The BlackRapid RS-7, as well as other BlackRapid straps, is available online on Orms Direct and in-store at Orms Cape Town and Orms Bellville.
Moving on to the new BlackRapid accessories, The Brad, The Joey and The Bert mods:
The Brad is an interesting accessory, and one I’ve started to feel is quite necessary, actually. I’ve used this accessory at two weddings I’ve shot, so I’ve got about 24 hours of real-world experience with it. I want one, that’s for sure.
It’s a second strap that you run under your arm, which connects to the front and back of your existing BlackRapid strap. This essentially secures the BlackRapid in place completely, leaving no room for the strap to slip off the front or back of your shoulder.
When using the Brad, it honestly feels like the strap couldn’t possibly slip off my shoulder in any direction, which is a form of security I didn’t have before. There have been times in the past where the RS-7 would slip off the side of my shoulder while I’m shooting on my haunches, and that definitely hasn’t happened since using The Brad.
The Brad has a clip close to the front that you need to unclip in order to get the strap on or off, but’s it’s easy to get to. It’s also got a lot of excess strap that you can use to make it really long if you’re any larger than the skinny guy I am.
It took a bit of getting used to, and I’ve found that finding the right length for the brad to be crucial. The very first time I used it, it actually stopped me from using my camera in portrait orientation when I was on my haunches, which was incredibly annoying. I lengthened it, though, and once I found the right length, it was perfect.
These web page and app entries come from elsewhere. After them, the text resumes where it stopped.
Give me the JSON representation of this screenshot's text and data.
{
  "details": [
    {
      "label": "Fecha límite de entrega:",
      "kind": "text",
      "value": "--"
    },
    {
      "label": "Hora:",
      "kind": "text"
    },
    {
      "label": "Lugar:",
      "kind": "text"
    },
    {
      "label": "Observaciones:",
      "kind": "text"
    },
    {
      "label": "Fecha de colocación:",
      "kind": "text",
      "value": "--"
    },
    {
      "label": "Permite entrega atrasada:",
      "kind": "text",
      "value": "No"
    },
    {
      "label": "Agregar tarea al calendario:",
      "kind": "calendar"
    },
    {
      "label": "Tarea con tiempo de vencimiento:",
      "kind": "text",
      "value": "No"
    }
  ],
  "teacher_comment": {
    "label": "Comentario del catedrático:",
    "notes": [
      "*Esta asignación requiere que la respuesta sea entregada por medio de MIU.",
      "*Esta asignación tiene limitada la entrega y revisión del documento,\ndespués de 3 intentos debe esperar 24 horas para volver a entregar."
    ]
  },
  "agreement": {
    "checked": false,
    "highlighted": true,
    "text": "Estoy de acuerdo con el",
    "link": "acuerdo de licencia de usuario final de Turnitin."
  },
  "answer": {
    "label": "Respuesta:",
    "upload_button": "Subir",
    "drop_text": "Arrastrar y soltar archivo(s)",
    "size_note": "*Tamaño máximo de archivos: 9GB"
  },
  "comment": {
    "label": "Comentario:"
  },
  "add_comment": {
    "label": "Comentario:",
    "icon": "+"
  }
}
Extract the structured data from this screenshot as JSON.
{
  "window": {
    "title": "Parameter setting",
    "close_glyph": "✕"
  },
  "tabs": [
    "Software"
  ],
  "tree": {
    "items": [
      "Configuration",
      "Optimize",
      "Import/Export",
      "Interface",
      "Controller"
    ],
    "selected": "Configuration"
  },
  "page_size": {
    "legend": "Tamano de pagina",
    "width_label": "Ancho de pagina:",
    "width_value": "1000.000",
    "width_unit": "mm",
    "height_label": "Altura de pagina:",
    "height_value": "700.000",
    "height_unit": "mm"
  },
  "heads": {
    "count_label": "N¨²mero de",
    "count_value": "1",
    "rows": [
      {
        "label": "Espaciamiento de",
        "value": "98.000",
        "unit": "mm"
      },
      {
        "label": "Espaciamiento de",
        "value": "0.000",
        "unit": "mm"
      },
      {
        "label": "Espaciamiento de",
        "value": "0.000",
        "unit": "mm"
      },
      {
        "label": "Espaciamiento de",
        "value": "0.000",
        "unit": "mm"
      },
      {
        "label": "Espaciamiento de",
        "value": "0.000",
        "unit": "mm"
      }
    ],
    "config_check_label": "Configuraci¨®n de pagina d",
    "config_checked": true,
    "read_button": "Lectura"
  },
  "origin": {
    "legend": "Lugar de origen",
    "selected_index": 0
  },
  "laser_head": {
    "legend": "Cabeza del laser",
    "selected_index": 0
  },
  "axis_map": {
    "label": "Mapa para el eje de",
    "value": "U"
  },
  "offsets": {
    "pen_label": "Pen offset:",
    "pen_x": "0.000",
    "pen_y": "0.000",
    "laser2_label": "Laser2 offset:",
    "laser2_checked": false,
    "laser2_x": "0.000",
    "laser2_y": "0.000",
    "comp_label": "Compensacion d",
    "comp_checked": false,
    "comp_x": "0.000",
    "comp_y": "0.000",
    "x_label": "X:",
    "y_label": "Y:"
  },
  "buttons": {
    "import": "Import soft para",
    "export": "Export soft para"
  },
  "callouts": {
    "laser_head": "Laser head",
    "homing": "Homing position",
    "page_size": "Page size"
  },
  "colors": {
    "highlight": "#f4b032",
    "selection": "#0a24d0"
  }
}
The Joey J-2 pouch is another mod for the BlackRapid system. The BlackRapid straps are made ready to support these pouches, which makes the installation of them incredibly simple. The BlackRapid strap slips right through the Joey, and the Joey is secured in place with a small hook that hooks into a loop that’s on the strap.
The Joey J-2 is made for a phone, iPod, or even something like a spare battery or a memory card.
The pouch is built really nicely, and my phone fits perfectly. It’s also padded, so it’ll protect its contents if you bumped into something.
I’ve got some gripes with this mod, though. I’ll immediately tell you that putting your phone or an iPod into the Joey and using that while you’re shooting all day will drive you nuts. It makes the strap so heavy that it slips off your shoulder. Even with the Brad in place, you can constantly feel the weight of the pouch if your camera isn’t weighing everything down nicely. This destroys that “I can’t even notice my strap” feeling that the BlackRapid RS-7 strap gives me. I tried to use the Joey at both of the aforementioned weddings, and I took it off within an hour of shooting at both.
So using this at that sort of shoot is a bad idea. I would, however, love to have one of these next time I travel. When travelling, your camera will be hanging at your waist a lot more than when you’re shooting something like a wedding, so the weight of the camera will balance everything out nicely, and I think that in that sort of situation, the Joey would be fantastic.
The Joey pouches come in 3 different sizes. There’s the Joey J-1, J-2, and J-3.
The Joey J-1 is quite a small one, and probably just enough for a battery or a couple of memory cards. The J-2, is the one I’ve got here, described above. The J-3 is a big one, and you’d fit a whole host of things in there. The J-1 and J-2 close with a flap, whereas the J-3 closes with a zip.
The final accessory I want to go over in this review is The Bert. This is simply an extender for your strap. So if you’re a tower of a human, or if you’re not a particularly small person like I am, then the Bert is right up your alley. It just clips into the existing clips on the BlackRapid strap to make it a bit longer.
Review written by Ett Venter. Ett is a young, dynamic photographer from Pretoria who specialises in wedding and portraiture photography. His style is quite unique and he makes use of a number of different techniques to get the distinctive feel he creates. He has written for PC Format and NAG in the past but has now switched his focus to photography.